Amy Cuddy teaches at the Harvard Business School and studies, among other things, the effect of body language – not just on others, but on ourselves. In this TED video, she demonstrates the effect of consciously using body language to change your own mindset:
I occasionally teach teachers how to teach, especially case teaching or discussion-based teaching. A recurring problem for many teachers – particularly the younger ones, when they start out – is a feeling of nervousness, sometimes quite severe. This nervousness makes them want to take control in the classroom, to script their presentations, to make sure that they have every angle covered – precisely the behavior that is most detrimental to running a good discussion-based class, where the teacher trusts the class and relies on the students to provide drive and perspective, facilitating rather than driving the discussion.

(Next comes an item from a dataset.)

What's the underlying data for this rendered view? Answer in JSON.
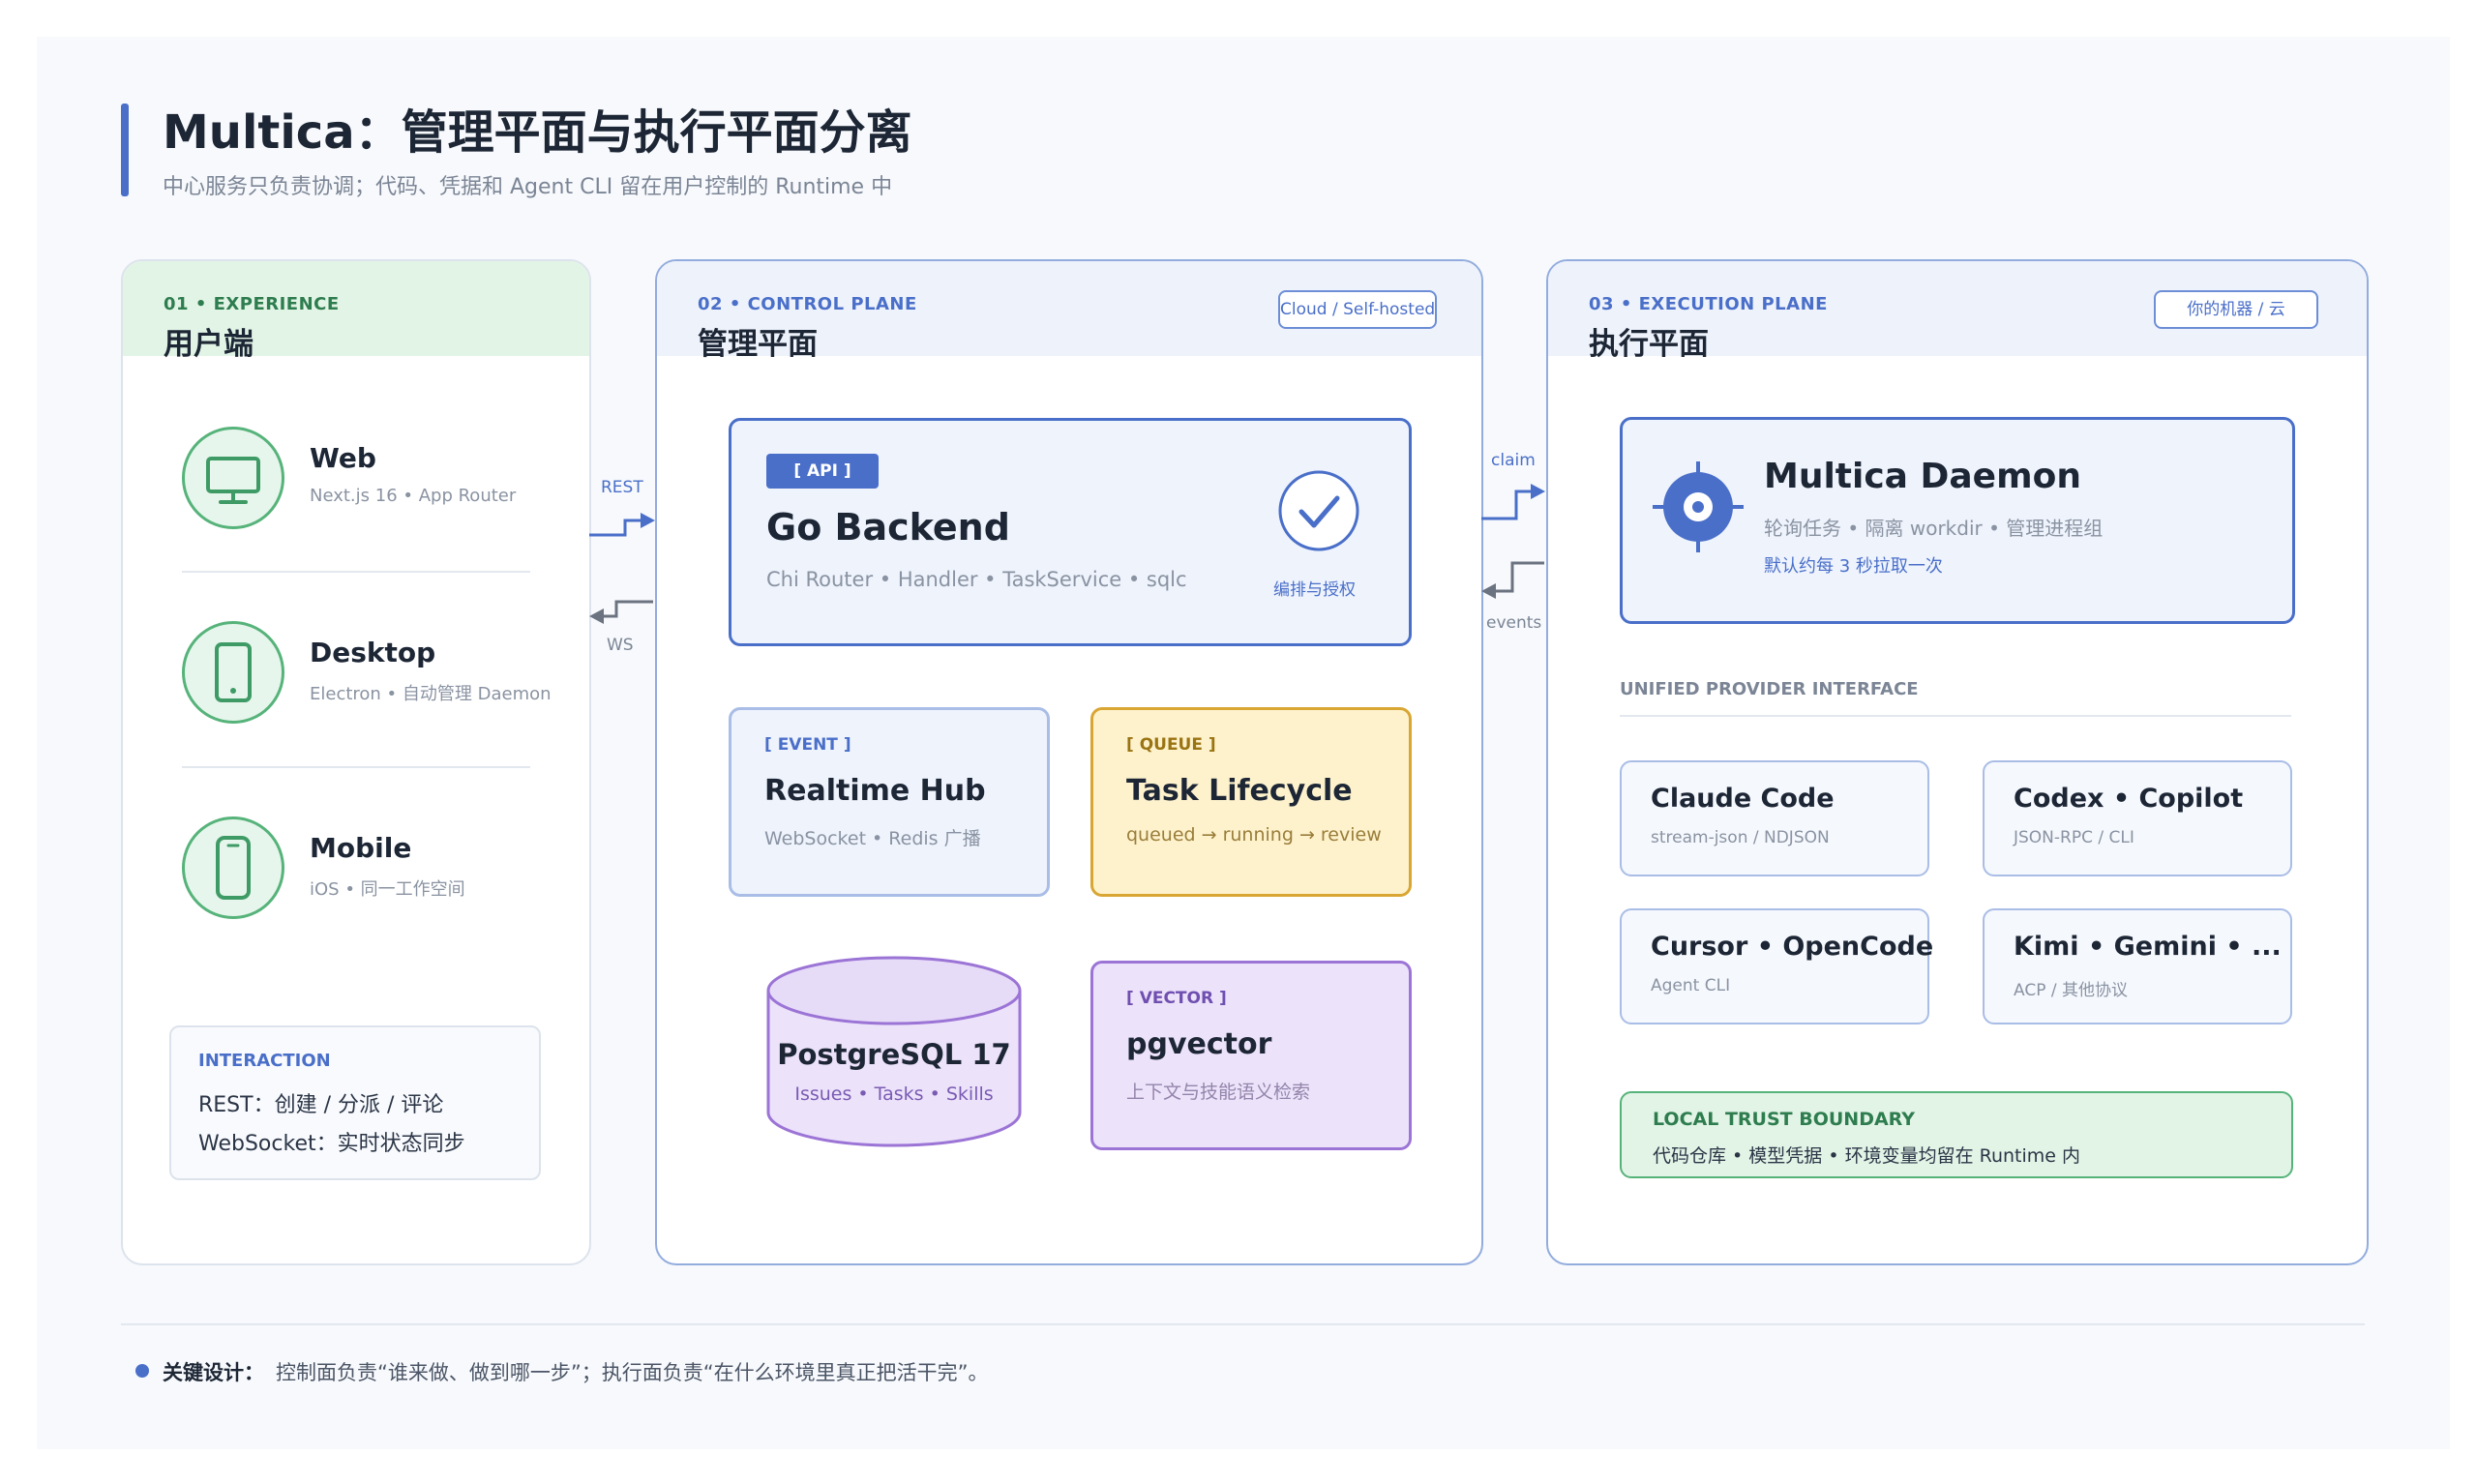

Overcoming nervousness is not easy, but I have found that the techniques mentioned by Cuddy work. For instance, I tell teachers to check out the classroom, lecture hall, meeting room, whatever, ahead of time – and make a change to something. When I am giving a speech or teaching a class, I will almost always change something in the room when I come it: I’ll set the boards just so, adjust the lighting, get rid of the “protection table” that so many teachers put between themselves and the students, grab a stack of books or a soda crate to build a stand for my laptop. These changes I do because I want them, but also because they are my way of asserting power in the room – telling myself that I own this room for the duration.
The two-minute power stances advocated by Cuddy work well and should be used by any teacher – go to the bathroom before class, lock the door and stand tall by yourself for a little. The difference can be quite dramatic – and the students will notice it. This is especially important if it is the first time they see you – research has found that the first 30 seconds students see a teacher are extremely important for their opinion about him or her.
Stand tall, that you may teach well. Just a little will go a long way.